Prince Rama’s victory over the demon king Ravana was won with the aid of the monkey and bear armies. Here, the blue-skinned Rama is seated in front of a curved pavilion with the monkey and bear kings, Sugriva and Jambavat, who stand before him with folded hands. The page comes from a copy of the Ramayana probably made for the Mughal courtier Bir Singh Deo of Datia.
Datia Royal Collection, India; Private collection, Calcutta (from 1947); Private collection, Europe; [ Terence McInerney, New York, until 2002; sold to MMA]

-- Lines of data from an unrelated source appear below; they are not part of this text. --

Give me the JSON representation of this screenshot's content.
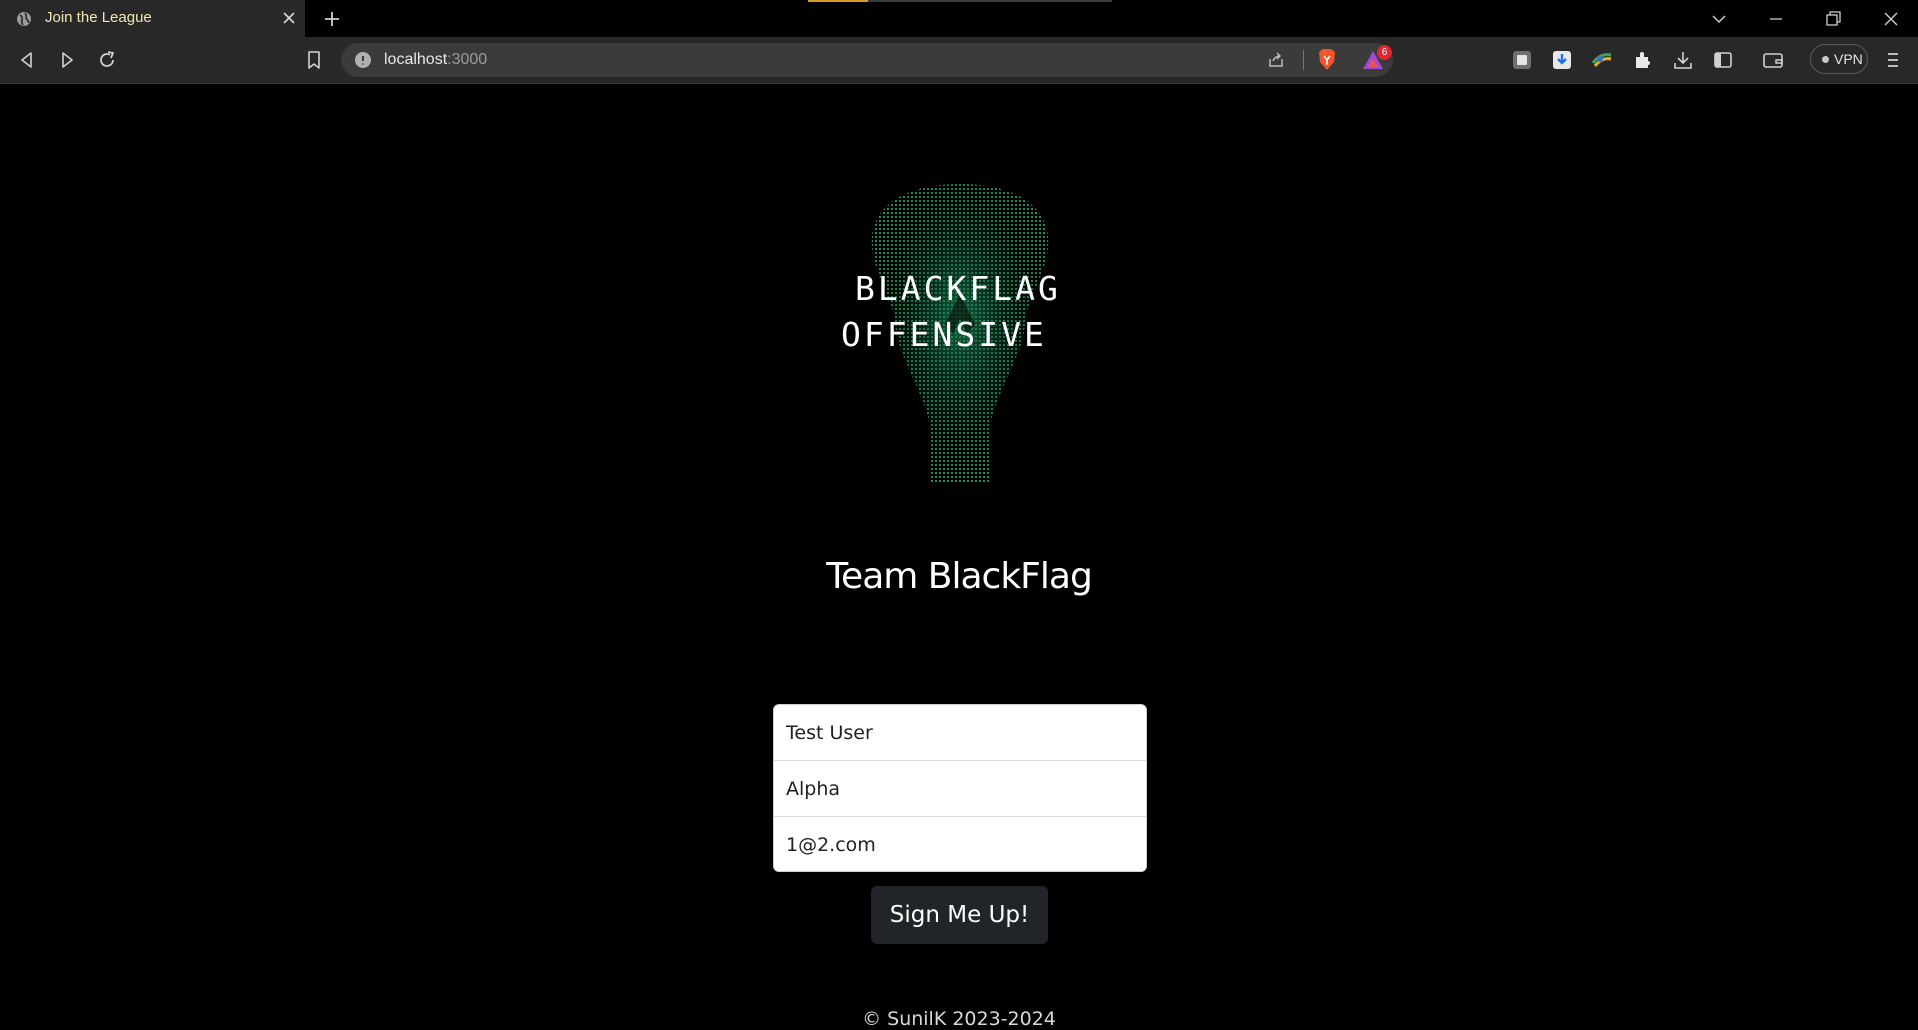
{
  "browser": {
    "tab": {
      "title": "Join the League",
      "favicon": "globe-icon"
    },
    "address": {
      "host": "localhost",
      "port": ":3000"
    },
    "shields_badge": "6",
    "vpn_label": "VPN",
    "colors": {
      "tab_title": "#f3e6b3",
      "loading_bar": "#d79a2b",
      "toolbar": "#282828"
    }
  },
  "page": {
    "logo": {
      "line1": "BLACKFLAG",
      "line2": "OFFENSIVE"
    },
    "heading": "Team BlackFlag",
    "form": {
      "name_value": "Test User",
      "team_value": "Alpha",
      "email_value": "1@2.com",
      "submit_label": "Sign Me Up!"
    },
    "footer": "© SunilK 2023-2024"
  }
}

The Metropolitan Museum of Art. "The Ramayana," 2005.
New York. Asia Society. "In the Realm of Gods and Kings: Arts of India, Selections from the Polsky Collections and The Metropolitan Museum of Art," September 14, 2004–January 2, 2005, no. 159.

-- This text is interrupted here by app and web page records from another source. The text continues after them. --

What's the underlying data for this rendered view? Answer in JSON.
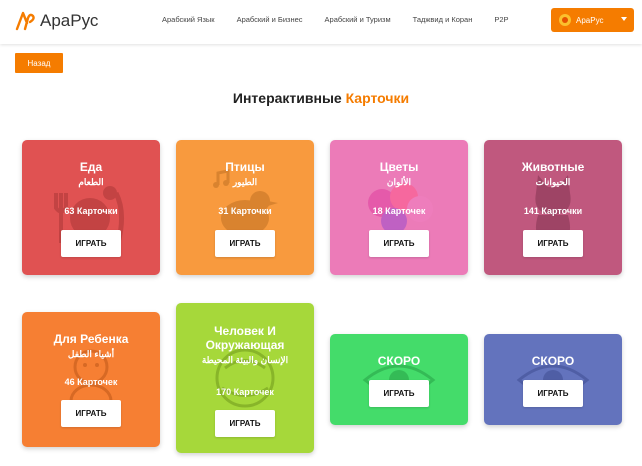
{
  "header": {
    "logo_text": "АраРус",
    "nav": [
      "Арабский Язык",
      "Арабский и Бизнес",
      "Арабский и Туризм",
      "Таджвид и Коран",
      "P2P"
    ],
    "account_label": "АраРус"
  },
  "back_label": "Назад",
  "title": {
    "main": "Интерактивные ",
    "highlight": "Карточки"
  },
  "colors": {
    "accent": "#f57c00"
  },
  "cards": [
    {
      "name": "Еда",
      "arabic": "الطعام",
      "count": "63 Карточки",
      "play": "ИГРАТЬ",
      "color": "#e05252",
      "icon": "food-icon"
    },
    {
      "name": "Птицы",
      "arabic": "الطيور",
      "count": "31 Карточки",
      "play": "ИГРАТЬ",
      "color": "#f89a3e",
      "icon": "bird-icon"
    },
    {
      "name": "Цветы",
      "arabic": "الألوان",
      "count": "18 Карточек",
      "play": "ИГРАТЬ",
      "color": "#ec7bb8",
      "icon": "flower-icon"
    },
    {
      "name": "Животные",
      "arabic": "الحيوانات",
      "count": "141 Карточки",
      "play": "ИГРАТЬ",
      "color": "#c0587e",
      "icon": "cat-icon"
    },
    {
      "name": "Для Ребенка",
      "arabic": "أشياء الطفل",
      "count": "46 Карточек",
      "play": "ИГРАТЬ",
      "color": "#f67f33",
      "icon": "baby-icon"
    },
    {
      "name": "Человек И Окружающая",
      "arabic": "الإنسان والبيئة المحيطة",
      "count": "170 Карточек",
      "play": "ИГРАТЬ",
      "color": "#a6d83a",
      "icon": "environment-icon"
    },
    {
      "name": "СКОРО",
      "arabic": "",
      "count": "",
      "play": "ИГРАТЬ",
      "color": "#44dc6a",
      "icon": "eye-icon"
    },
    {
      "name": "СКОРО",
      "arabic": "",
      "count": "",
      "play": "ИГРАТЬ",
      "color": "#6373bd",
      "icon": "eye-icon"
    }
  ]
}
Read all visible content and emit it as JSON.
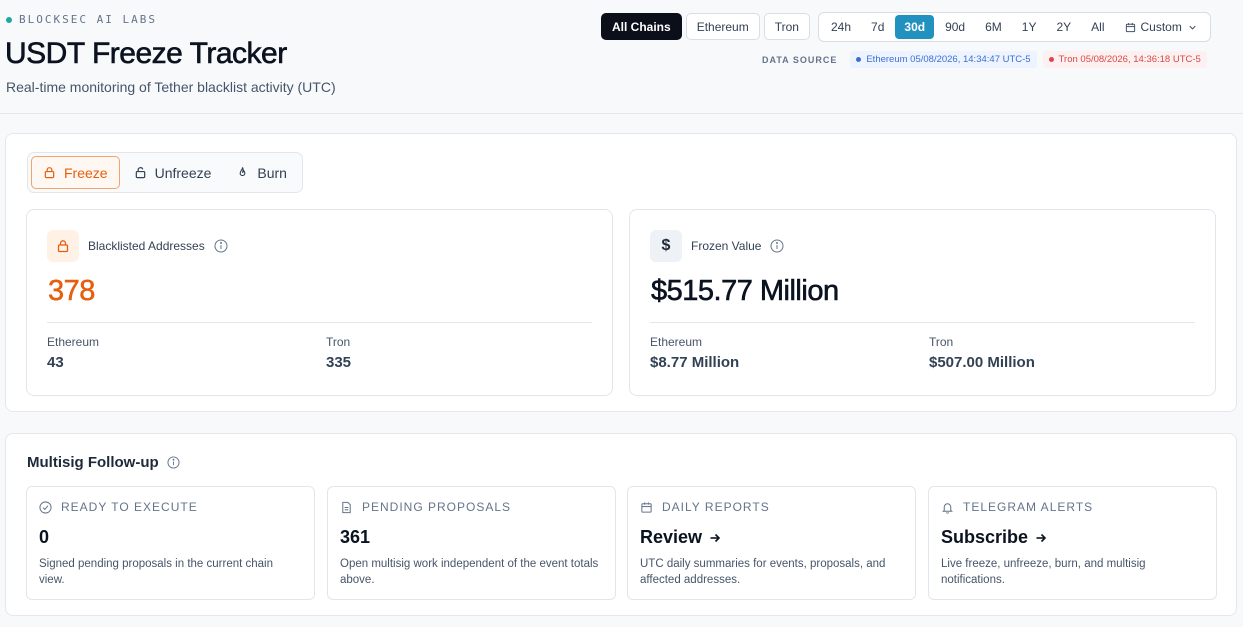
{
  "header": {
    "brand": "BLOCKSEC AI LABS",
    "title": "USDT Freeze Tracker",
    "subtitle": "Real-time monitoring of Tether blacklist activity (UTC)"
  },
  "chains": [
    "All Chains",
    "Ethereum",
    "Tron"
  ],
  "active_chain": "All Chains",
  "ranges": [
    "24h",
    "7d",
    "30d",
    "90d",
    "6M",
    "1Y",
    "2Y",
    "All"
  ],
  "active_range": "30d",
  "custom_label": "Custom",
  "data_source": {
    "label": "DATA SOURCE",
    "ethereum": "Ethereum 05/08/2026, 14:34:47 UTC-5",
    "tron": "Tron 05/08/2026, 14:36:18 UTC-5"
  },
  "tabs": {
    "freeze": "Freeze",
    "unfreeze": "Unfreeze",
    "burn": "Burn"
  },
  "blacklisted": {
    "label": "Blacklisted Addresses",
    "value": "378",
    "ethereum_label": "Ethereum",
    "ethereum_value": "43",
    "tron_label": "Tron",
    "tron_value": "335"
  },
  "frozen": {
    "label": "Frozen Value",
    "icon_symbol": "$",
    "value": "$515.77 Million",
    "ethereum_label": "Ethereum",
    "ethereum_value": "$8.77 Million",
    "tron_label": "Tron",
    "tron_value": "$507.00 Million"
  },
  "multisig": {
    "title": "Multisig Follow-up",
    "cards": [
      {
        "icon": "check-circle-icon",
        "label": "READY TO EXECUTE",
        "value": "0",
        "desc": "Signed pending proposals in the current chain view."
      },
      {
        "icon": "document-icon",
        "label": "PENDING PROPOSALS",
        "value": "361",
        "desc": "Open multisig work independent of the event totals above."
      },
      {
        "icon": "calendar-icon",
        "label": "DAILY REPORTS",
        "value": "Review",
        "desc": "UTC daily summaries for events, proposals, and affected addresses."
      },
      {
        "icon": "bell-icon",
        "label": "TELEGRAM ALERTS",
        "value": "Subscribe",
        "desc": "Live freeze, unfreeze, burn, and multisig notifications."
      }
    ]
  },
  "colors": {
    "accent_orange": "#e4600f",
    "accent_blue": "#2191c0",
    "ethereum": "#3b6fd6",
    "tron": "#d94848"
  }
}
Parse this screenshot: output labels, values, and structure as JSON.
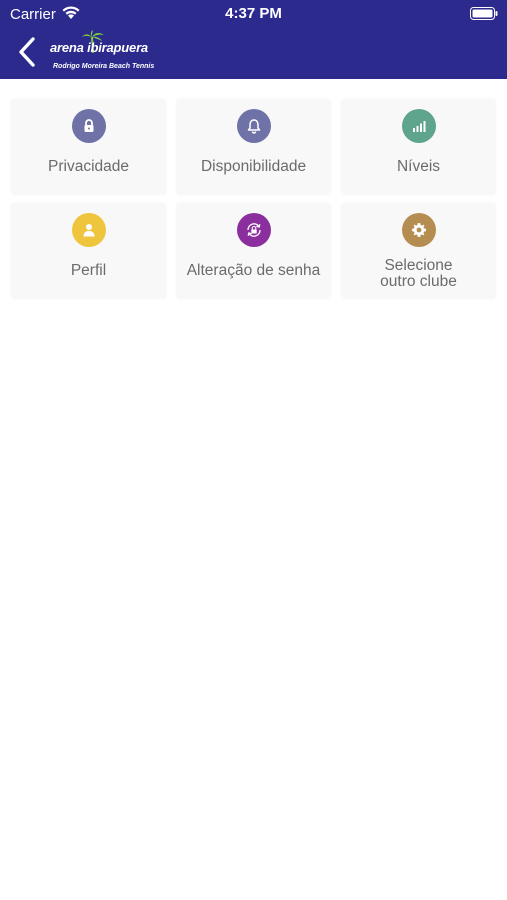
{
  "status_bar": {
    "carrier": "Carrier",
    "time": "4:37 PM"
  },
  "header": {
    "logo_text": "arena ibirapuera",
    "logo_sub": "Rodrigo Moreira Beach Tennis",
    "back_icon": "chevron-left-icon",
    "background_color": "#2d2a8e"
  },
  "menu": {
    "items": [
      {
        "label": "Privacidade",
        "icon": "lock-icon",
        "color": "#6e72a6"
      },
      {
        "label": "Disponibilidade",
        "icon": "bell-icon",
        "color": "#6e72a6"
      },
      {
        "label": "Níveis",
        "icon": "signal-bars-icon",
        "color": "#5fa48c"
      },
      {
        "label": "Perfil",
        "icon": "user-icon",
        "color": "#eec53c"
      },
      {
        "label": "Alteração de senha",
        "icon": "lock-rotate-icon",
        "color": "#8c2f9e"
      },
      {
        "label": "Selecione\noutro clube",
        "icon": "gear-icon",
        "color": "#b68d50"
      }
    ]
  }
}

New York. The Metropolitan Museum of Art. "Fifty Years of Collecting Islamic Art," September 23, 2013–January 26, 2014, no catalogue.
Topsfield, Andrew, ed. "Arts of India." In In the Realm of Gods and Kings. London; New York: Philip Wilson Publishers, 2004. no. 159, pp. 354-355, 360-361, ill. pp. 355, 361, (color).

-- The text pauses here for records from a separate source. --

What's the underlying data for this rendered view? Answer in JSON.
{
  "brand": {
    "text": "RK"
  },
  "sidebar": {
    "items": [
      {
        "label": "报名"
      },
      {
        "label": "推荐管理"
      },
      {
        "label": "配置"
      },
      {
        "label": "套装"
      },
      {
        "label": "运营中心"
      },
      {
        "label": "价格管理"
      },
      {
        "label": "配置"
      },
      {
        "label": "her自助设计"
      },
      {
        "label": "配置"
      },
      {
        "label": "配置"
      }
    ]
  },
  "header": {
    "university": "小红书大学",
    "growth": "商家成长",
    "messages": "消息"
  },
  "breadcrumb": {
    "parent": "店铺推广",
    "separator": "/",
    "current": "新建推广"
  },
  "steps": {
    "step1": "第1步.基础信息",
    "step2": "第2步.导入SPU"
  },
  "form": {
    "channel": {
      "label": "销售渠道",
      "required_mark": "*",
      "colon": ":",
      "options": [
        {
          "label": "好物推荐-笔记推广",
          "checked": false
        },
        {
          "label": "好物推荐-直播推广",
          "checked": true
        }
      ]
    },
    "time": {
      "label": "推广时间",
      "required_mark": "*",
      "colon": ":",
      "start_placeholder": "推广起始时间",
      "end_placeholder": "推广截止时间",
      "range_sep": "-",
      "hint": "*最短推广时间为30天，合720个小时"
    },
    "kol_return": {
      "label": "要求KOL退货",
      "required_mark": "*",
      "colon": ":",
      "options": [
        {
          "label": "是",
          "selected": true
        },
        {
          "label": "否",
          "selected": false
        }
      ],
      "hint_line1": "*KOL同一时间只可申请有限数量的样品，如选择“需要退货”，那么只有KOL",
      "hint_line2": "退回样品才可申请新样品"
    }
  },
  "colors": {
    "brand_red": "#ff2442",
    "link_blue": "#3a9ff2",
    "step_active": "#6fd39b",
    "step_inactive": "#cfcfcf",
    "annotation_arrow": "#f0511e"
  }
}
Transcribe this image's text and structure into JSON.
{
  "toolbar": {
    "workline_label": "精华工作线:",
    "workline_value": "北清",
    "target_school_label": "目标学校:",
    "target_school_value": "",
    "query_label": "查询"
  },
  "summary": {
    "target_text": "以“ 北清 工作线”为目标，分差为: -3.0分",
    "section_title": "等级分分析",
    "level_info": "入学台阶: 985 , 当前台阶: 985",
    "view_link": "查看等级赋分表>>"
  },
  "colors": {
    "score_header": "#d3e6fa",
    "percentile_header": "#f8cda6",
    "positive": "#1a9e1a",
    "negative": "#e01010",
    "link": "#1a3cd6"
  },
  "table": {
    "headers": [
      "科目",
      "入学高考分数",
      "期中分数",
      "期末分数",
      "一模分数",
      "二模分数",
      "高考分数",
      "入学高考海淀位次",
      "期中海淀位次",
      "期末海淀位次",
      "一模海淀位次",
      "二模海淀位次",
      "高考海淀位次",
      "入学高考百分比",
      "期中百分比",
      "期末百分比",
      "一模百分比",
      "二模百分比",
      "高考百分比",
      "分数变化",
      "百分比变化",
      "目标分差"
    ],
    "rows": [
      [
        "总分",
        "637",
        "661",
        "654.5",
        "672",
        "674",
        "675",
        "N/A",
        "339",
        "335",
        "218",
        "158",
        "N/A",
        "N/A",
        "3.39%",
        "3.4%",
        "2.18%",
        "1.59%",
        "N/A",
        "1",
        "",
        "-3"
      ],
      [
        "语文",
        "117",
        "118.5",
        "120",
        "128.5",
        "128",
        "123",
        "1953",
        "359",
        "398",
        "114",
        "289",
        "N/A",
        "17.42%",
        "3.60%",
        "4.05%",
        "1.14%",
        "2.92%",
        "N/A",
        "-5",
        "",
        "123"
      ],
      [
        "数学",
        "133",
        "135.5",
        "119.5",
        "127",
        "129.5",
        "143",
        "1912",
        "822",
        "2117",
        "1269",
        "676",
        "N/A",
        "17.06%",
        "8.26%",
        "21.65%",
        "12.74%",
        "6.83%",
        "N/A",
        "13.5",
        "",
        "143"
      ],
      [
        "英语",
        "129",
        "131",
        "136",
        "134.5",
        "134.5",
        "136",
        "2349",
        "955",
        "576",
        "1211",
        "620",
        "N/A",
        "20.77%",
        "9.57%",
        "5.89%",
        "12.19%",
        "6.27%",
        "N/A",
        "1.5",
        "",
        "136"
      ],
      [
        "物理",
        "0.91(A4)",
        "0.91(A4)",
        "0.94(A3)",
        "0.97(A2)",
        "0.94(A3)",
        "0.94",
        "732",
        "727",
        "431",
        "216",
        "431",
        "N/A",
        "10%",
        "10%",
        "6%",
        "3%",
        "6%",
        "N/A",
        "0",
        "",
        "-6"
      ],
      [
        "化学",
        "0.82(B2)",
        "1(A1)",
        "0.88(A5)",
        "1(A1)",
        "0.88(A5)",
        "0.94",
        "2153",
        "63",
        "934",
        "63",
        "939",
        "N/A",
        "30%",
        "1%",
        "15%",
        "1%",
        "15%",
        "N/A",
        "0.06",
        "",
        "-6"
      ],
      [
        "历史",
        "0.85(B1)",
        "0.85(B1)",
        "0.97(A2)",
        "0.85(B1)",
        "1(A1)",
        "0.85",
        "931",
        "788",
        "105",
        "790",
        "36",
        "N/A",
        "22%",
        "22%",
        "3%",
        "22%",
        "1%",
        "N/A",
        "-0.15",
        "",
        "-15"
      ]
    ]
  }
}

Ekhtiar, Maryam, Sheila R. Canby, Navina Haidar, and Priscilla P. Soucek, ed. Masterpieces from the Department of Islamic Art in The Metropolitan Museum of Art. 1st ed. ed. New York: The Metropolitan Museum of Art, 2011. no. 249A, pp. 339, 356-357, ill. p. 357 (color).